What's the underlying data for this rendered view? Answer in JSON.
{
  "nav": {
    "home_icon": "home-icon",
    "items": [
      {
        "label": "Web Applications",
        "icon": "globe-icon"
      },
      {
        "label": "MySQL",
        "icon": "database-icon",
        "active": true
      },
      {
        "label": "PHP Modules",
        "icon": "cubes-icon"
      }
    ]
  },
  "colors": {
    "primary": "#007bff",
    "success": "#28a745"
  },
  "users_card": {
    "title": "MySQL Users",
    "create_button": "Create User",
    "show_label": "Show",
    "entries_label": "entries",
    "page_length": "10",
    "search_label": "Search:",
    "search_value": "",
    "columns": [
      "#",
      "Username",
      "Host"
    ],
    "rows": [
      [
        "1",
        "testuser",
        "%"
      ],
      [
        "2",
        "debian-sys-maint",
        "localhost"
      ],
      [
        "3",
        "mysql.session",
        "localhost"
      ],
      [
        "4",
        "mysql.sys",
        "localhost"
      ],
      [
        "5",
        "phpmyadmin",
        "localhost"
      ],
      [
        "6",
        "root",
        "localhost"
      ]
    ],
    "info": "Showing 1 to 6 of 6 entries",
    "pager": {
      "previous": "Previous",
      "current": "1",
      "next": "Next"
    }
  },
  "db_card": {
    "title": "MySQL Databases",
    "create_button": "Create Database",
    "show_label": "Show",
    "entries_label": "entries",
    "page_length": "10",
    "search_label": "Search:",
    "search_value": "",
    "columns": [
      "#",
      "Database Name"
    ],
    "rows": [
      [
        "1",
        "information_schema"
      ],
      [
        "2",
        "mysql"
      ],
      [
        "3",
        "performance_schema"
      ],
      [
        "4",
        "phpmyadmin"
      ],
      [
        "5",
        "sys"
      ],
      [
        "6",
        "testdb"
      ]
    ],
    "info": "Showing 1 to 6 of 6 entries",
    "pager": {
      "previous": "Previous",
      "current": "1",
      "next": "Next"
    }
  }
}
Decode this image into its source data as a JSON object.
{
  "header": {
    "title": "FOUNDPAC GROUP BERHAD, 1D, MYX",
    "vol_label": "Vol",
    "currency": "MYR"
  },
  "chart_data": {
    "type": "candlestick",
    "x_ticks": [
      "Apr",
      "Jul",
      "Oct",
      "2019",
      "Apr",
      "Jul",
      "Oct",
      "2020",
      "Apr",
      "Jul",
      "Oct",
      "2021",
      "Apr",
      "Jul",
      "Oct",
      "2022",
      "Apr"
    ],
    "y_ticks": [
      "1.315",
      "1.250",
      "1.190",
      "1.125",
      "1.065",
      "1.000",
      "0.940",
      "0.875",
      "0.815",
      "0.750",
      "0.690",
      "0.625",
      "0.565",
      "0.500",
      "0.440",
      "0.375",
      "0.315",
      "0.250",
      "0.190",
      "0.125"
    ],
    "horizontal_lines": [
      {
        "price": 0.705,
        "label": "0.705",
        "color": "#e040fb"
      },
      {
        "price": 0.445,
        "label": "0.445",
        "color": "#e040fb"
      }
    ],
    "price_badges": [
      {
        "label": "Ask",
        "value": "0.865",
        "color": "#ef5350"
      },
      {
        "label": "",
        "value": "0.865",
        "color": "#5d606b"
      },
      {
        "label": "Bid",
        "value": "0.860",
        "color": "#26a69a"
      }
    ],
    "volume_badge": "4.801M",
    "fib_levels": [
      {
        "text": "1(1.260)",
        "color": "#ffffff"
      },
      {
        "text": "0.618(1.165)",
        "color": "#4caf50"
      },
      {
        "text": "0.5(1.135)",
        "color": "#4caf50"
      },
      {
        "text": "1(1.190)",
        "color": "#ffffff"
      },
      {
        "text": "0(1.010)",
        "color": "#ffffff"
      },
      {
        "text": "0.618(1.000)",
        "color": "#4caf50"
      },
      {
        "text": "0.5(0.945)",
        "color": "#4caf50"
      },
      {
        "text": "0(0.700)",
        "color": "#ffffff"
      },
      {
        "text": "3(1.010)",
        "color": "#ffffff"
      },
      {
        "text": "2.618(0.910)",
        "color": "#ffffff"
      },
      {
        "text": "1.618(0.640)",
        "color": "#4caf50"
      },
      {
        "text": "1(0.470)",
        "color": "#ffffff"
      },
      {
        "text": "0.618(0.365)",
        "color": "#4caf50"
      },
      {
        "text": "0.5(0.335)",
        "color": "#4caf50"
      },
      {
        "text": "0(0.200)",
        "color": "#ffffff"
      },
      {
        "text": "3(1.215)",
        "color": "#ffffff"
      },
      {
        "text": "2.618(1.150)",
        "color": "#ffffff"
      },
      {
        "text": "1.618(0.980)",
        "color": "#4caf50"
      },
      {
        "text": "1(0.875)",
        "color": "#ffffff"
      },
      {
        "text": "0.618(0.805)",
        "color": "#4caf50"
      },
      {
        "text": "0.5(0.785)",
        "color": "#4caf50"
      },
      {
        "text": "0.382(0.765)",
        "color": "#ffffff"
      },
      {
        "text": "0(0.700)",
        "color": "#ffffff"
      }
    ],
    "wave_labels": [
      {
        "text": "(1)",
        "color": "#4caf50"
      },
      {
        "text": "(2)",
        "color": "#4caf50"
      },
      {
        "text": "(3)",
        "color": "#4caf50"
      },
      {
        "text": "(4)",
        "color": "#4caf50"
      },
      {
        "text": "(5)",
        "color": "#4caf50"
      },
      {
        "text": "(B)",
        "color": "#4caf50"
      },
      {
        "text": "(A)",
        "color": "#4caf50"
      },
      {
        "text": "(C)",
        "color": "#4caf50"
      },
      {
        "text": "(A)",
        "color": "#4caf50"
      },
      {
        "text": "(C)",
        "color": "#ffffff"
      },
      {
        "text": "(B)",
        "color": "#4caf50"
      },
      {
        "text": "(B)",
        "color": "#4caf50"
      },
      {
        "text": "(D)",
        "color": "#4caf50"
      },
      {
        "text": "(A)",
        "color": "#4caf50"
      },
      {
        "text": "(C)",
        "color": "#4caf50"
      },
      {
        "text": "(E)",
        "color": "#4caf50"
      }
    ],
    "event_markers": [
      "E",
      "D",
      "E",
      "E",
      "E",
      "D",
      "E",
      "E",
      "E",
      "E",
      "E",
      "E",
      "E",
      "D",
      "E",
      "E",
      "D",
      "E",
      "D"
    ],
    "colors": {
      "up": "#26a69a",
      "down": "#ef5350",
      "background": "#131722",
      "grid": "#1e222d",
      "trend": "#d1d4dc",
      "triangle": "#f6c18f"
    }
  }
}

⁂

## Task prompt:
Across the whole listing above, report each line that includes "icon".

## Solution below:
    "home_icon": "home-icon",
        "icon": "globe-icon"
        "icon": "database-icon",
        "icon": "cubes-icon"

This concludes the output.